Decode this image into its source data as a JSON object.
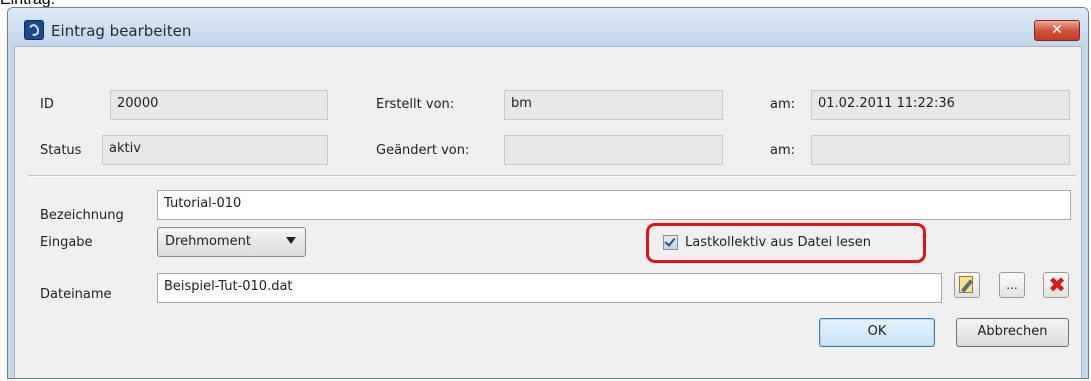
{
  "caption": "Eintrag:",
  "window": {
    "title": "Eintrag bearbeiten",
    "close_glyph": "✕"
  },
  "fields": {
    "id": {
      "label": "ID",
      "value": "20000"
    },
    "status": {
      "label": "Status",
      "value": "aktiv"
    },
    "created_by": {
      "label": "Erstellt von:",
      "value": "bm"
    },
    "changed_by": {
      "label": "Geändert von:",
      "value": ""
    },
    "created_at": {
      "label": "am:",
      "value": "01.02.2011  11:22:36"
    },
    "changed_at": {
      "label": "am:",
      "value": ""
    },
    "bezeichnung": {
      "label": "Bezeichnung",
      "value": "Tutorial-010"
    },
    "eingabe": {
      "label": "Eingabe",
      "value": "Drehmoment"
    },
    "lastkollektiv": {
      "label": "Lastkollektiv aus Datei lesen",
      "checked": true
    },
    "dateiname": {
      "label": "Dateiname",
      "value": "Beispiel-Tut-010.dat"
    }
  },
  "file_buttons": {
    "edit_icon": "edit-file-icon",
    "browse_label": "...",
    "delete_glyph": "✖"
  },
  "buttons": {
    "ok": "OK",
    "cancel": "Abbrechen"
  },
  "colors": {
    "highlight": "#e0131a",
    "frame": "#c3d6ea",
    "close": "#c13a24"
  }
}
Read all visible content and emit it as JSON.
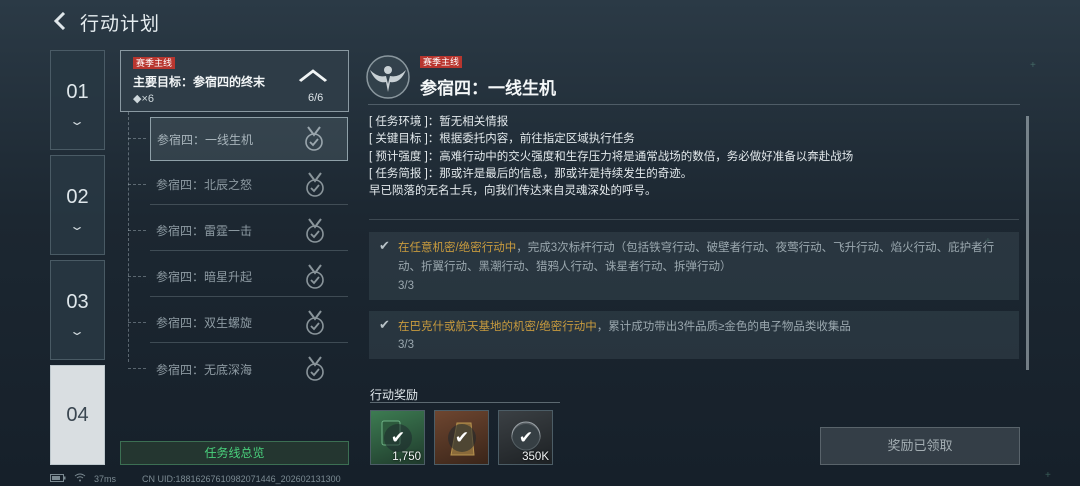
{
  "header": {
    "title": "行动计划"
  },
  "chapters": [
    {
      "label": "01",
      "active": false
    },
    {
      "label": "02",
      "active": false
    },
    {
      "label": "03",
      "active": false
    },
    {
      "label": "04",
      "active": true
    }
  ],
  "main_target": {
    "tag": "赛季主线",
    "goal": "主要目标：参宿四的终末",
    "count": "◆×6",
    "progress": "6/6"
  },
  "missions": [
    {
      "label": "参宿四：一线生机",
      "active": true
    },
    {
      "label": "参宿四：北辰之怒",
      "active": false
    },
    {
      "label": "参宿四：雷霆一击",
      "active": false
    },
    {
      "label": "参宿四：暗星升起",
      "active": false
    },
    {
      "label": "参宿四：双生螺旋",
      "active": false
    },
    {
      "label": "参宿四：无底深海",
      "active": false
    }
  ],
  "overview_button": "任务线总览",
  "detail": {
    "tag": "赛季主线",
    "title": "参宿四：一线生机",
    "info": [
      {
        "key": "[ 任务环境 ]",
        "value": "：暂无相关情报"
      },
      {
        "key": "[ 关键目标 ]",
        "value": "：根据委托内容，前往指定区域执行任务"
      },
      {
        "key": "[ 预计强度 ]",
        "value": "：高难行动中的交火强度和生存压力将是通常战场的数倍，务必做好准备以奔赴战场"
      },
      {
        "key": "[ 任务简报 ]",
        "value": "：那或许是最后的信息，那或许是持续发生的奇迹。"
      }
    ],
    "flavor": "早已陨落的无名士兵，向我们传达来自灵魂深处的呼号。",
    "objectives": [
      {
        "highlight": "在任意机密/绝密行动中",
        "text": "，完成3次标杆行动（包括铁穹行动、破壁者行动、夜莺行动、飞升行动、焰火行动、庇护者行动、折翼行动、黑潮行动、猎鸦人行动、诛星者行动、拆弹行动）",
        "count": "3/3"
      },
      {
        "highlight": "在巴克什或航天基地的机密/绝密行动中",
        "text": "，累计成功带出3件品质≥金色的电子物品类收集品",
        "count": "3/3"
      }
    ]
  },
  "rewards": {
    "label": "行动奖励",
    "items": [
      {
        "amount": "1,750",
        "icon": "green-currency-icon",
        "color": "#2f6b44"
      },
      {
        "amount": "",
        "icon": "gold-bar-icon",
        "color": "#5a3a26"
      },
      {
        "amount": "350K",
        "icon": "coin-icon",
        "color": "#2f3336"
      }
    ],
    "claim_label": "奖励已领取"
  },
  "status_bar": {
    "ping": "37ms",
    "uid": "CN UID:18816267610982071446_202602131300"
  },
  "colors": {
    "accent_green": "#49d07c",
    "tag_red": "#b8362f",
    "highlight_gold": "#c79a3e"
  }
}
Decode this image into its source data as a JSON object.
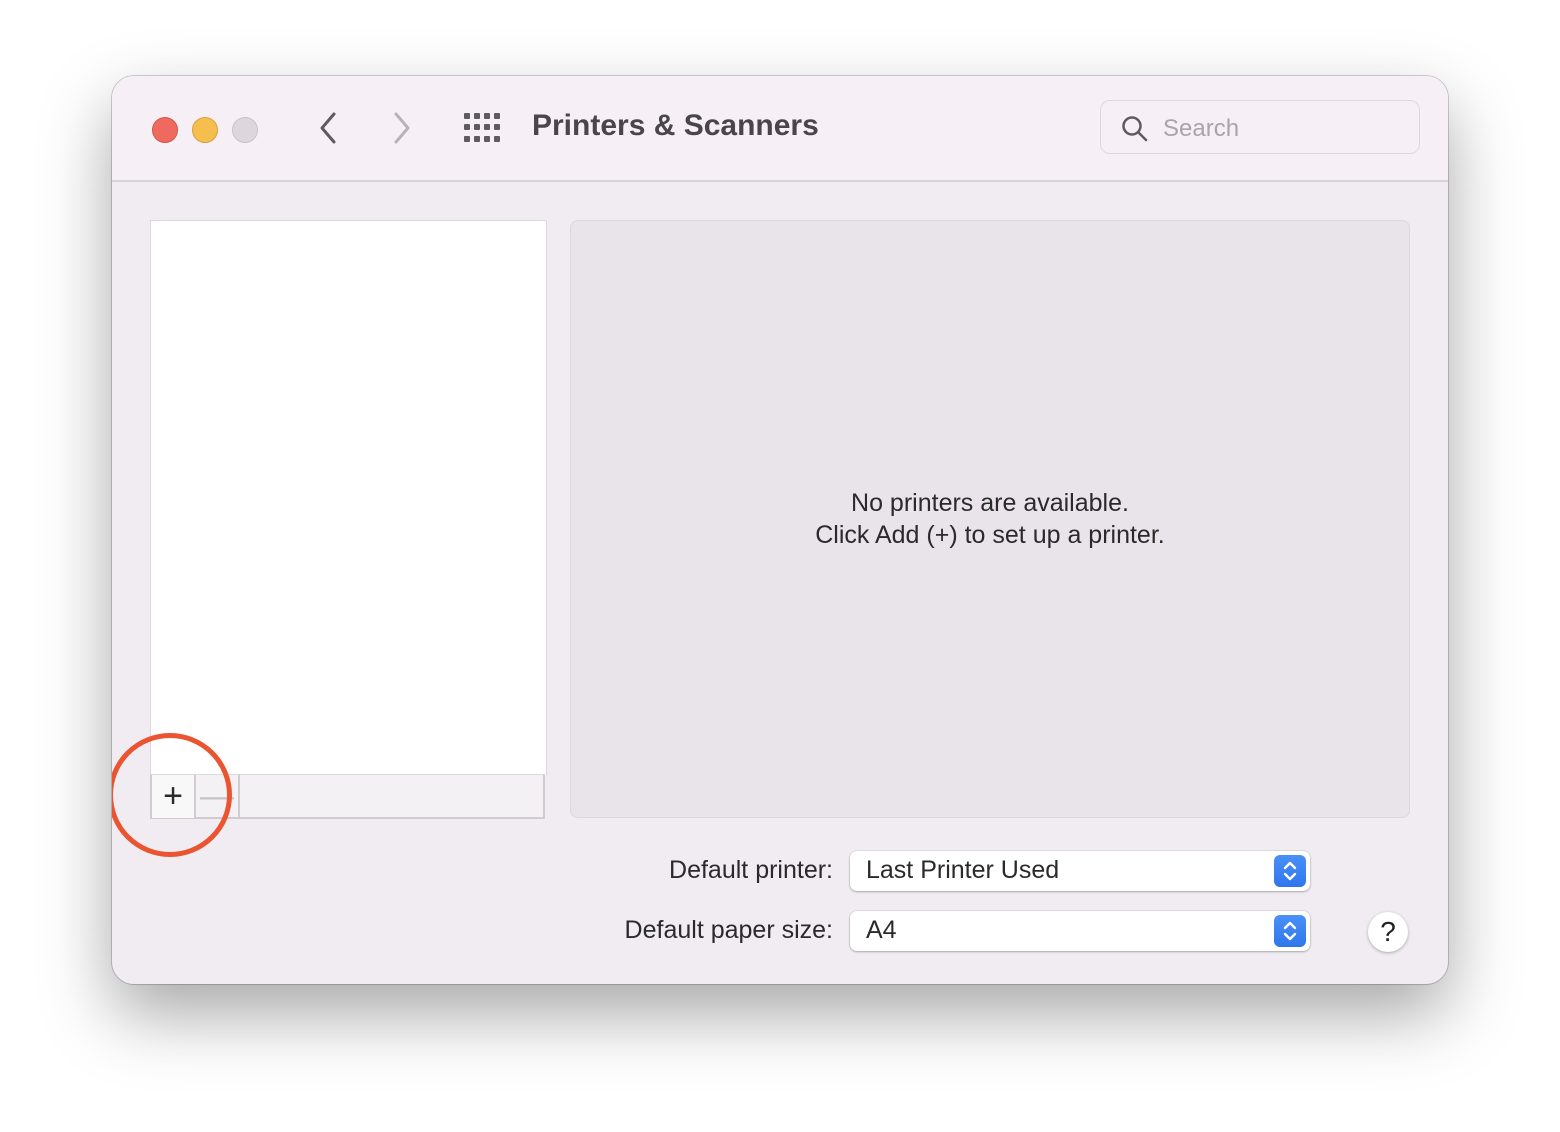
{
  "window": {
    "title": "Printers & Scanners",
    "search": {
      "placeholder": "Search",
      "value": ""
    }
  },
  "printer_list": {
    "items": [],
    "add_label": "+",
    "remove_label": "—"
  },
  "detail": {
    "empty_line1": "No printers are available.",
    "empty_line2": "Click Add (+) to set up a printer."
  },
  "settings": {
    "default_printer": {
      "label": "Default printer:",
      "value": "Last Printer Used"
    },
    "default_paper_size": {
      "label": "Default paper size:",
      "value": "A4"
    }
  },
  "help_label": "?",
  "colors": {
    "accent": "#3a82f2",
    "annotation_circle": "#ea5430",
    "close": "#ee6a5f",
    "minimize": "#f5be4f"
  }
}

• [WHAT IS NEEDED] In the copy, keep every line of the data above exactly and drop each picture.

• [COMPLETED TASK]
Decode this image into its source data as a JSON object.
{
  "caption": "Eintrag:",
  "window": {
    "title": "Eintrag bearbeiten",
    "close_glyph": "✕"
  },
  "fields": {
    "id": {
      "label": "ID",
      "value": "20000"
    },
    "status": {
      "label": "Status",
      "value": "aktiv"
    },
    "created_by": {
      "label": "Erstellt von:",
      "value": "bm"
    },
    "changed_by": {
      "label": "Geändert von:",
      "value": ""
    },
    "created_at": {
      "label": "am:",
      "value": "01.02.2011  11:22:36"
    },
    "changed_at": {
      "label": "am:",
      "value": ""
    },
    "bezeichnung": {
      "label": "Bezeichnung",
      "value": "Tutorial-010"
    },
    "eingabe": {
      "label": "Eingabe",
      "value": "Drehmoment"
    },
    "lastkollektiv": {
      "label": "Lastkollektiv aus Datei lesen",
      "checked": true
    },
    "dateiname": {
      "label": "Dateiname",
      "value": "Beispiel-Tut-010.dat"
    }
  },
  "file_buttons": {
    "edit_icon": "edit-file-icon",
    "browse_label": "...",
    "delete_glyph": "✖"
  },
  "buttons": {
    "ok": "OK",
    "cancel": "Abbrechen"
  },
  "colors": {
    "highlight": "#e0131a",
    "frame": "#c3d6ea",
    "close": "#c13a24"
  }
}
Read all visible content and emit it as JSON.
{
  "header": {
    "title": "行动计划"
  },
  "chapters": [
    {
      "label": "01",
      "active": false
    },
    {
      "label": "02",
      "active": false
    },
    {
      "label": "03",
      "active": false
    },
    {
      "label": "04",
      "active": true
    }
  ],
  "main_target": {
    "tag": "赛季主线",
    "goal": "主要目标：参宿四的终末",
    "count": "◆×6",
    "progress": "6/6"
  },
  "missions": [
    {
      "label": "参宿四：一线生机",
      "active": true
    },
    {
      "label": "参宿四：北辰之怒",
      "active": false
    },
    {
      "label": "参宿四：雷霆一击",
      "active": false
    },
    {
      "label": "参宿四：暗星升起",
      "active": false
    },
    {
      "label": "参宿四：双生螺旋",
      "active": false
    },
    {
      "label": "参宿四：无底深海",
      "active": false
    }
  ],
  "overview_button": "任务线总览",
  "detail": {
    "tag": "赛季主线",
    "title": "参宿四：一线生机",
    "info": [
      {
        "key": "[ 任务环境 ]",
        "value": "：暂无相关情报"
      },
      {
        "key": "[ 关键目标 ]",
        "value": "：根据委托内容，前往指定区域执行任务"
      },
      {
        "key": "[ 预计强度 ]",
        "value": "：高难行动中的交火强度和生存压力将是通常战场的数倍，务必做好准备以奔赴战场"
      },
      {
        "key": "[ 任务简报 ]",
        "value": "：那或许是最后的信息，那或许是持续发生的奇迹。"
      }
    ],
    "flavor": "早已陨落的无名士兵，向我们传达来自灵魂深处的呼号。",
    "objectives": [
      {
        "highlight": "在任意机密/绝密行动中",
        "text": "，完成3次标杆行动（包括铁穹行动、破壁者行动、夜莺行动、飞升行动、焰火行动、庇护者行动、折翼行动、黑潮行动、猎鸦人行动、诛星者行动、拆弹行动）",
        "count": "3/3"
      },
      {
        "highlight": "在巴克什或航天基地的机密/绝密行动中",
        "text": "，累计成功带出3件品质≥金色的电子物品类收集品",
        "count": "3/3"
      }
    ]
  },
  "rewards": {
    "label": "行动奖励",
    "items": [
      {
        "amount": "1,750",
        "icon": "green-currency-icon",
        "color": "#2f6b44"
      },
      {
        "amount": "",
        "icon": "gold-bar-icon",
        "color": "#5a3a26"
      },
      {
        "amount": "350K",
        "icon": "coin-icon",
        "color": "#2f3336"
      }
    ],
    "claim_label": "奖励已领取"
  },
  "status_bar": {
    "ping": "37ms",
    "uid": "CN UID:18816267610982071446_202602131300"
  },
  "colors": {
    "accent_green": "#49d07c",
    "tag_red": "#b8362f",
    "highlight_gold": "#c79a3e"
  }
}
Decode this image into its source data as a JSON object.
{
  "window": {
    "title": "Printers & Scanners",
    "search": {
      "placeholder": "Search",
      "value": ""
    }
  },
  "printer_list": {
    "items": [],
    "add_label": "+",
    "remove_label": "—"
  },
  "detail": {
    "empty_line1": "No printers are available.",
    "empty_line2": "Click Add (+) to set up a printer."
  },
  "settings": {
    "default_printer": {
      "label": "Default printer:",
      "value": "Last Printer Used"
    },
    "default_paper_size": {
      "label": "Default paper size:",
      "value": "A4"
    }
  },
  "help_label": "?",
  "colors": {
    "accent": "#3a82f2",
    "annotation_circle": "#ea5430",
    "close": "#ee6a5f",
    "minimize": "#f5be4f"
  }
}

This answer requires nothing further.